Words, Words, Words

I love words and the subtle nuances the perfectly chosen word denotes. Why use the word “wavy” when you can use “undulate”? Why use “excess” when “plethora” has the audio equivalent of the bouquet of the finest wine? And why should I settle for a flat sounding word like “wordy” when “verbose” more fully expresses my propensity to prattle incessantly? The English language has a rich heritage which makes learning grammar and vocabulary a challenge, but it also adds to the beauty and intrigue of both the written and spoken word.

My interest in the English language began early. I remember one lovely summer day when I was around 4. My mom was out and about and my father was left with not only the responsibility of supervising the children, but to make sure we didn’t trash the house my mother had just cleaned. Piece of cake. It was a hot summer’s day, there was water in our little pool, and a baseball game on the transistor. My dad could do this all day, or at least as long as the baseball game lasted. So, my brother and I were contently splashing in the pool, soaking up the rays, when I got one of my first scathingly brilliant ideas. We could play soda shop. We just needed a few essential props from the kitchen. As we headed toward the house, my father stopped us.

Dad: Where ya goin’?

Me: We need some stuff from the kitchen.

Dad: Fine. Just don’t get the linoleum wet. Mom just cleaned in there.

We entered the house. My brother and I stood in the middle of the kitchen, creating a small pond under our feet.

Me: What’s “nanoleum”?

Brother: Beats me. I think it’s the curtains.

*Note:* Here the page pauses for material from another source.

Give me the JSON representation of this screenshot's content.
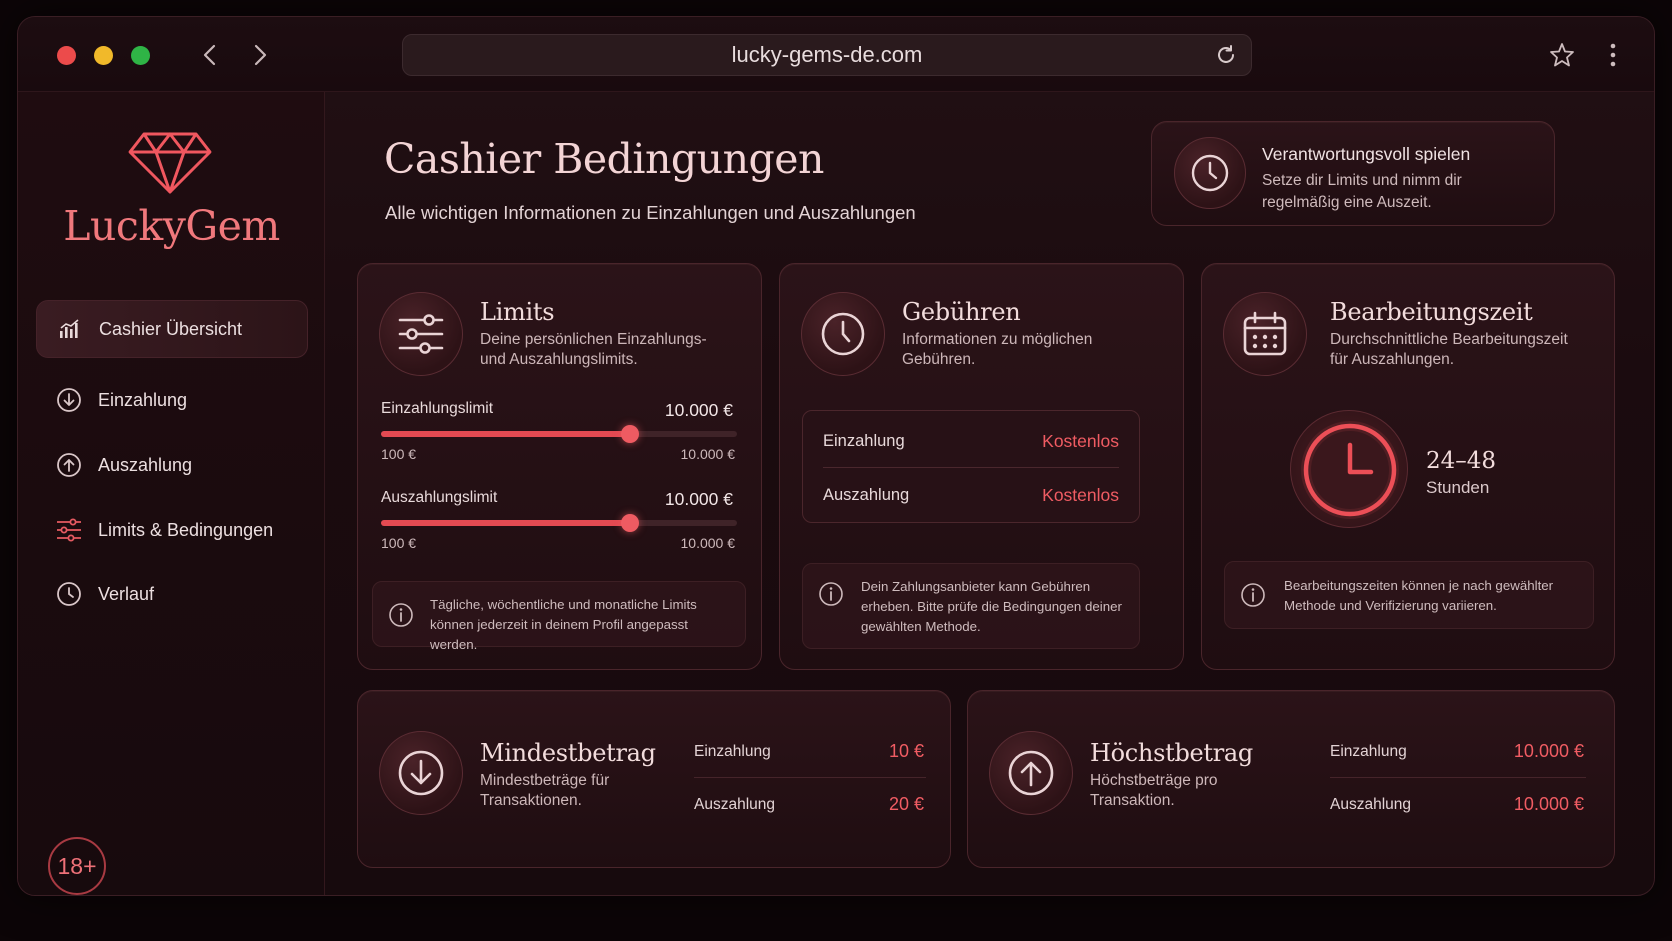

When we didn’t make a timely return, Dad followed us inside. After he hydroplaned across the room, we learned very quickly that linoleum was another word for the floor. As the sting from a whack across my butt wore off, I can remember wondering, why hadn’t he just said floor? But later that day I found myself repeating the word linoleum over and over again. Say it aloud a few times. Linoleum, linoleum, linoleum. Feels good in your mouth, doesn’t it? So although my introduction to the word linoleum came at a price, in the long run it was worth it.

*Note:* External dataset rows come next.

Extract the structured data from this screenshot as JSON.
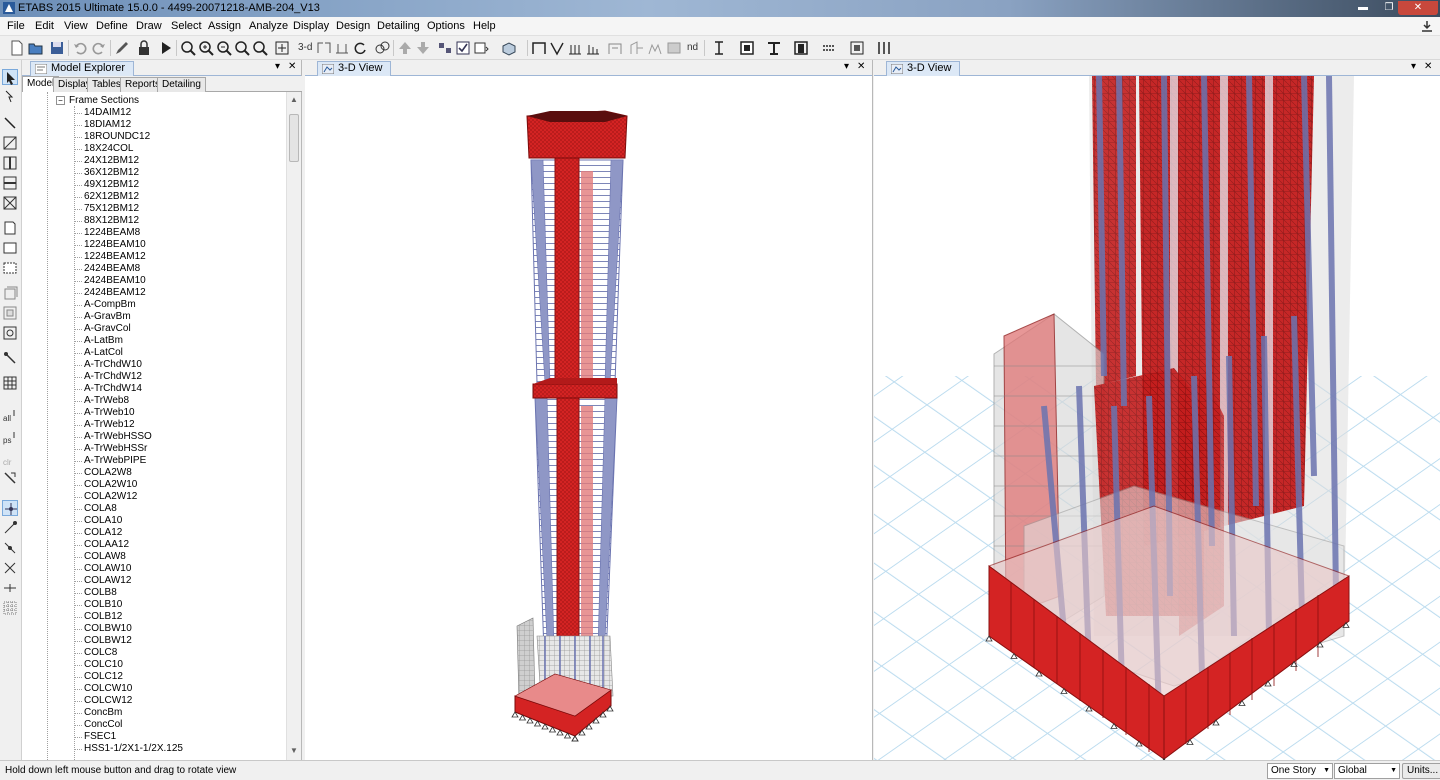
{
  "window": {
    "title": "ETABS 2015 Ultimate 15.0.0 - 4499-20071218-AMB-204_V13",
    "min_glyph": "▬",
    "restore_glyph": "❐",
    "close_glyph": "✕"
  },
  "menu": [
    "File",
    "Edit",
    "View",
    "Define",
    "Draw",
    "Select",
    "Assign",
    "Analyze",
    "Display",
    "Design",
    "Detailing",
    "Options",
    "Help"
  ],
  "toolbar": {
    "label_3d": "3-d",
    "label_nd": "nd"
  },
  "explorer": {
    "title": "Model Explorer",
    "pin_glyph": "▾",
    "close_glyph": "✕",
    "tabs": [
      "Model",
      "Display",
      "Tables",
      "Reports",
      "Detailing"
    ],
    "active_tab": "Model",
    "tree_root": "Frame Sections",
    "tree_toggle": "−",
    "items": [
      "14DAIM12",
      "18DIAM12",
      "18ROUNDC12",
      "18X24COL",
      "24X12BM12",
      "36X12BM12",
      "49X12BM12",
      "62X12BM12",
      "75X12BM12",
      "88X12BM12",
      "1224BEAM8",
      "1224BEAM10",
      "1224BEAM12",
      "2424BEAM8",
      "2424BEAM10",
      "2424BEAM12",
      "A-CompBm",
      "A-GravBm",
      "A-GravCol",
      "A-LatBm",
      "A-LatCol",
      "A-TrChdW10",
      "A-TrChdW12",
      "A-TrChdW14",
      "A-TrWeb8",
      "A-TrWeb10",
      "A-TrWeb12",
      "A-TrWebHSSO",
      "A-TrWebHSSr",
      "A-TrWebPIPE",
      "COLA2W8",
      "COLA2W10",
      "COLA2W12",
      "COLA8",
      "COLA10",
      "COLA12",
      "COLAA12",
      "COLAW8",
      "COLAW10",
      "COLAW12",
      "COLB8",
      "COLB10",
      "COLB12",
      "COLBW10",
      "COLBW12",
      "COLC8",
      "COLC10",
      "COLC12",
      "COLCW10",
      "COLCW12",
      "ConcBm",
      "ConcCol",
      "FSEC1",
      "HSS1-1/2X1-1/2X.125"
    ]
  },
  "views": [
    {
      "title": "3-D View",
      "pin_glyph": "▾",
      "close_glyph": "✕"
    },
    {
      "title": "3-D View",
      "pin_glyph": "▾",
      "close_glyph": "✕"
    }
  ],
  "status": {
    "message": "Hold down left mouse button and drag to rotate view",
    "story_select": "One Story",
    "coord_select": "Global",
    "units_button": "Units..."
  },
  "colors": {
    "wall": "#d42323",
    "frame": "#6b74b0",
    "grid": "#bcdcef",
    "support": "#333333"
  },
  "icons": [
    "app-icon",
    "new-icon",
    "open-icon",
    "save-icon",
    "undo-icon",
    "redo-icon",
    "edit-icon",
    "lock-icon",
    "run-icon",
    "zoom-icon",
    "pan-icon",
    "3d-view-icon",
    "plan-view-icon",
    "rotate-icon",
    "up-icon",
    "down-icon",
    "select-icon",
    "snap-icon"
  ]
}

One of my roommates in college was dating a guy that I thought was an arrogant narcissistic. They were both in their first year of medical school. She was lovely, but he believed himself to be far above the plebeians that surrounded him. He had a friend that often came over. When the two of them got together, they often began to speak in a foreign language. It was a strange blend of English and an unknown vernacular. Although I normally tried to ignore them, I was drawn to their strange banter. I was finally able to ascertain that they were, in fact, speaking English. They were just using words that normally only surfaced toward the end of advanced vocabulary exams, and admittedly, the average person would find it near impossible to comprehend their almost cryptic repartee. Granted, they did this mainly for sport, and although they were inarguably ostentatious, I could not fault them for taking the opportunity to make use of their extensive vocabulary. Although I still thought him an insensitive cad, I must admit I was filled with awe for his mastery of the English language.

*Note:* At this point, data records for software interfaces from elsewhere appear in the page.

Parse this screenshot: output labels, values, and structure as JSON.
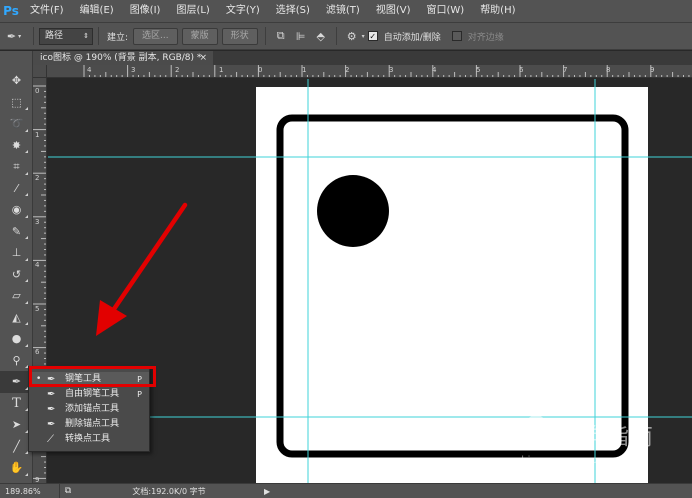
{
  "app": {
    "logo": "Ps",
    "menus": [
      "文件(F)",
      "编辑(E)",
      "图像(I)",
      "图层(L)",
      "文字(Y)",
      "选择(S)",
      "滤镜(T)",
      "视图(V)",
      "窗口(W)",
      "帮助(H)"
    ]
  },
  "options_bar": {
    "tool_icon": "pen-icon",
    "mode_value": "路径",
    "build_label": "建立:",
    "selection_button": "选区...",
    "mask_button": "蒙版",
    "shape_button": "形状",
    "auto_add_delete_label": "自动添加/删除",
    "auto_add_delete_checked": true,
    "align_edges_label": "对齐边缘",
    "align_edges_checked": false
  },
  "document": {
    "tab_title": "ico图标 @ 190% (背景 副本, RGB/8) *",
    "tab_close": "×"
  },
  "rulers": {
    "top_labels": [
      "4",
      "3",
      "2",
      "1",
      "0",
      "1",
      "2",
      "3",
      "4",
      "5",
      "6",
      "7",
      "8",
      "9"
    ],
    "left_labels": [
      "0",
      "1",
      "2",
      "3",
      "4",
      "5",
      "6",
      "7",
      "8",
      "9"
    ]
  },
  "flyout": {
    "items": [
      {
        "label": "钢笔工具",
        "key": "P",
        "icon": "pen-icon",
        "selected": true
      },
      {
        "label": "自由钢笔工具",
        "key": "P",
        "icon": "freeform-pen-icon",
        "selected": false
      },
      {
        "label": "添加锚点工具",
        "key": "",
        "icon": "add-anchor-icon",
        "selected": false
      },
      {
        "label": "删除锚点工具",
        "key": "",
        "icon": "delete-anchor-icon",
        "selected": false
      },
      {
        "label": "转换点工具",
        "key": "",
        "icon": "convert-point-icon",
        "selected": false
      }
    ],
    "bullet": "•"
  },
  "status": {
    "zoom": "189.86%",
    "doc_info": "文档:192.0K/0 字节",
    "arrow": "▶"
  },
  "annotation": {
    "arrow_color": "#e20000",
    "highlight_color": "#e20000"
  },
  "watermark": {
    "brand": "搜狗指南",
    "url": "zhinan.sogou.com"
  },
  "colors": {
    "guide": "#3fd3d8",
    "canvas_bg": "#282828",
    "panel_bg": "#535353",
    "document_bg": "#ffffff",
    "artwork": "#000000"
  }
}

Possessing an imposing vocabulary is more than a parlor trick. It is power, and knowledge, and beauty. For that reason when I had my children, I believed it their incontrovertible birth right to be exposed to a rich and expansive vocabulary. Very early on I exposed them to a vocabulary that far exceeded their stature and embraced every opportunity to expand their personal dictionary.

I remember sitting on my back deck at our house in Kentucky. My youngest was napping and my two oldest, 6 and 4 approached me.

4 year old: Mommy, can we have licorice?

Me: Okay. But just 1 each.

Several minutes later, I espied the 2 walking through the backyard, each toting a beer!

Me: (Befuddled, bewildered and besot!) What are you guys doing with a beer?

My 6 year old daughter gave her 4 year old brother a look that implied… “I told you so.”

4 year old: “You said we could have licorice.”

Ah, I got it! Note to self… explain the difference between licorice and liquor, which I did after I confiscated the beers!

Not only does an impressive command of the English language allow you to communicate in an accurate and expressive manner, there is a beauty and symmetry that is personally enriching!